I am always refreshed by Ben Rosenbush’s music, his honey-like voice brings a restful smile to my face at each show. I love how he embraces both the simple moments of a guitar and solo voice as well as the full band sound. Friday night, this was complete with a live trumpet player and John Mark Nelson playing three instruments at once on auxiliary percussion. The ebb and flow of the set drew the audience in and kept us hanging on his every word.
I left the evening a new band to “like,” a new CD to listen to, and a new venue to frequent.
The Southern Theater
I could feel energy from the ends of the hairs on my head to the tips of my toes. In the stripped down acoustic setting, Craig Minowa was angelically sincere on a spiritual level (as he is at every live show) and a personal level. The old age of the Southern Theater brought an incredible charm and sense of history but also some inconvenient temperature shifts, forcing the musicians to tune and retune compulsively. Not a soul in the audience could be bothered by this.
The imperfections brought more life and humanness to the music. Perfectly tuned, clear, and steady music comes from computers, plastic and metal, electrical signals sent at a calculated rate. As an engineer I can appreciate the artfulness of this, but that night music came from trees, from hair, from warm breath, and from human hands.

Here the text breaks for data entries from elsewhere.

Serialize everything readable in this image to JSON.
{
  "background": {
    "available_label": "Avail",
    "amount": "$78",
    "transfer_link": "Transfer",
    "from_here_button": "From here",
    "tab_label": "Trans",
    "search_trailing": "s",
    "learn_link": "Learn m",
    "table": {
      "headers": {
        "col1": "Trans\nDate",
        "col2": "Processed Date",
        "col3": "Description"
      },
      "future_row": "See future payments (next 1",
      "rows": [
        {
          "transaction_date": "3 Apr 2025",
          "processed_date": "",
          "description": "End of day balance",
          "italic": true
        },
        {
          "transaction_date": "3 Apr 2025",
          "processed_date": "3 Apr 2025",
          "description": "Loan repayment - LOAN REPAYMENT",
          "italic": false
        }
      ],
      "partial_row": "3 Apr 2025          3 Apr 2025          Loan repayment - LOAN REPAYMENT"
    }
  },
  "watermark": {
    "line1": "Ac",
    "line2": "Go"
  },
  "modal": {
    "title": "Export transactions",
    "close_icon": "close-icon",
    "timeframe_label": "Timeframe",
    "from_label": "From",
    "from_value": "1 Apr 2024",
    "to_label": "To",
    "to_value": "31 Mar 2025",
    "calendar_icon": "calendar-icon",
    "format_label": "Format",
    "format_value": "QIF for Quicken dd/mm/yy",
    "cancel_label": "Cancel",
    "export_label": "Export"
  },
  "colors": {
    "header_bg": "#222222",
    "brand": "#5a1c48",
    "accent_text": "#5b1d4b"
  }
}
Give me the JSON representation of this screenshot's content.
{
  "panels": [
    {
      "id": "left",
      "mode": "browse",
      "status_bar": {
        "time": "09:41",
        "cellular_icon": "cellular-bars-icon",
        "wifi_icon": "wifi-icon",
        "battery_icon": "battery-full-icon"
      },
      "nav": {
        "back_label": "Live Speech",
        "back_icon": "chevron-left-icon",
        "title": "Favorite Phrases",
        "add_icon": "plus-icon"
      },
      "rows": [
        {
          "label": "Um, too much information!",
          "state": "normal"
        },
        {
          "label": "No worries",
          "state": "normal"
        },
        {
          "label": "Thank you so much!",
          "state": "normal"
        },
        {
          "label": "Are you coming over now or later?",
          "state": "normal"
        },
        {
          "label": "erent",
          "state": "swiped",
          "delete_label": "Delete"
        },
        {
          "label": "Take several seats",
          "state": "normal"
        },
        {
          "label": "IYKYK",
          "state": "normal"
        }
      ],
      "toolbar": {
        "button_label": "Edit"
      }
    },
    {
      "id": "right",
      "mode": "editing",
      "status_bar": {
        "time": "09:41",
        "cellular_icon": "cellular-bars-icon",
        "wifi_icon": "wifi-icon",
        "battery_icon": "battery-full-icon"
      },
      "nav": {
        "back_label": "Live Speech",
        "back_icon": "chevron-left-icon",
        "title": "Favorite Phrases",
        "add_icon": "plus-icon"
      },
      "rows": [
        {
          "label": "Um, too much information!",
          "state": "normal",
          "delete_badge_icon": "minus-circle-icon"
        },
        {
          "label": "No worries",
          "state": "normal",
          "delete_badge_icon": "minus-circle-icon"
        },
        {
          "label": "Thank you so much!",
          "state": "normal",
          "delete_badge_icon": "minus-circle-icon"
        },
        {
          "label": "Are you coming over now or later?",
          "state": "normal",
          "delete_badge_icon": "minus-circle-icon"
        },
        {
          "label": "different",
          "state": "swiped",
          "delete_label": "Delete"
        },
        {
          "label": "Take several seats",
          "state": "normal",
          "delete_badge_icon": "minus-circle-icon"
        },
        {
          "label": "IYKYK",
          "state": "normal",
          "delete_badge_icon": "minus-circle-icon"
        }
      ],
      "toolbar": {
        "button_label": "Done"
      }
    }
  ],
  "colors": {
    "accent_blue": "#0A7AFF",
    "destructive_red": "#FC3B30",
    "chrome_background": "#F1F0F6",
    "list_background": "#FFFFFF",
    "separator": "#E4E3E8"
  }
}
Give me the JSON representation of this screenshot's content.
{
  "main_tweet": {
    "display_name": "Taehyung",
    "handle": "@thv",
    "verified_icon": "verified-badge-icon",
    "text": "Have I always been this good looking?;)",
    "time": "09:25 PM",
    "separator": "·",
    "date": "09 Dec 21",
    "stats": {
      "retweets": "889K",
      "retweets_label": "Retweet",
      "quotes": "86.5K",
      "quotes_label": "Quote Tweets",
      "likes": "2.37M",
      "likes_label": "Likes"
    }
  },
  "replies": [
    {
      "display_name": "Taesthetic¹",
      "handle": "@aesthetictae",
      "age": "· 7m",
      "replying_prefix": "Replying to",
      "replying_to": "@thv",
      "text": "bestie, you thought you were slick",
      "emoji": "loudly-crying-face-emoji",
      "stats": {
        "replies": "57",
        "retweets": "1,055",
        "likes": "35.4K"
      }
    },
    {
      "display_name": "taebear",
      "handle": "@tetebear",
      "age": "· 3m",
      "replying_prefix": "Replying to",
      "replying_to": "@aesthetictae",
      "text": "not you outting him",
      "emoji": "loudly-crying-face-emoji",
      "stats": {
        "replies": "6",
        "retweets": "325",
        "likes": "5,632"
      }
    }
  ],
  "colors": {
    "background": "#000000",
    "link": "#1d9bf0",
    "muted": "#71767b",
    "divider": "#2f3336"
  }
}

Classic Cloud Cult songs were reinvented around the Minowa Christmas tree at their home in Wisconsin. Many fan favorites were given fresh tempos, creative intros, and unexpected transitions with the intention of engulfing listeners in a truly new experience with known songs. A show like this could easily become a tradition. (Hey, Mason Jennings and Doomtree have them!) The only thing that could have made the night better: to come home and already be able to listen to the live cd.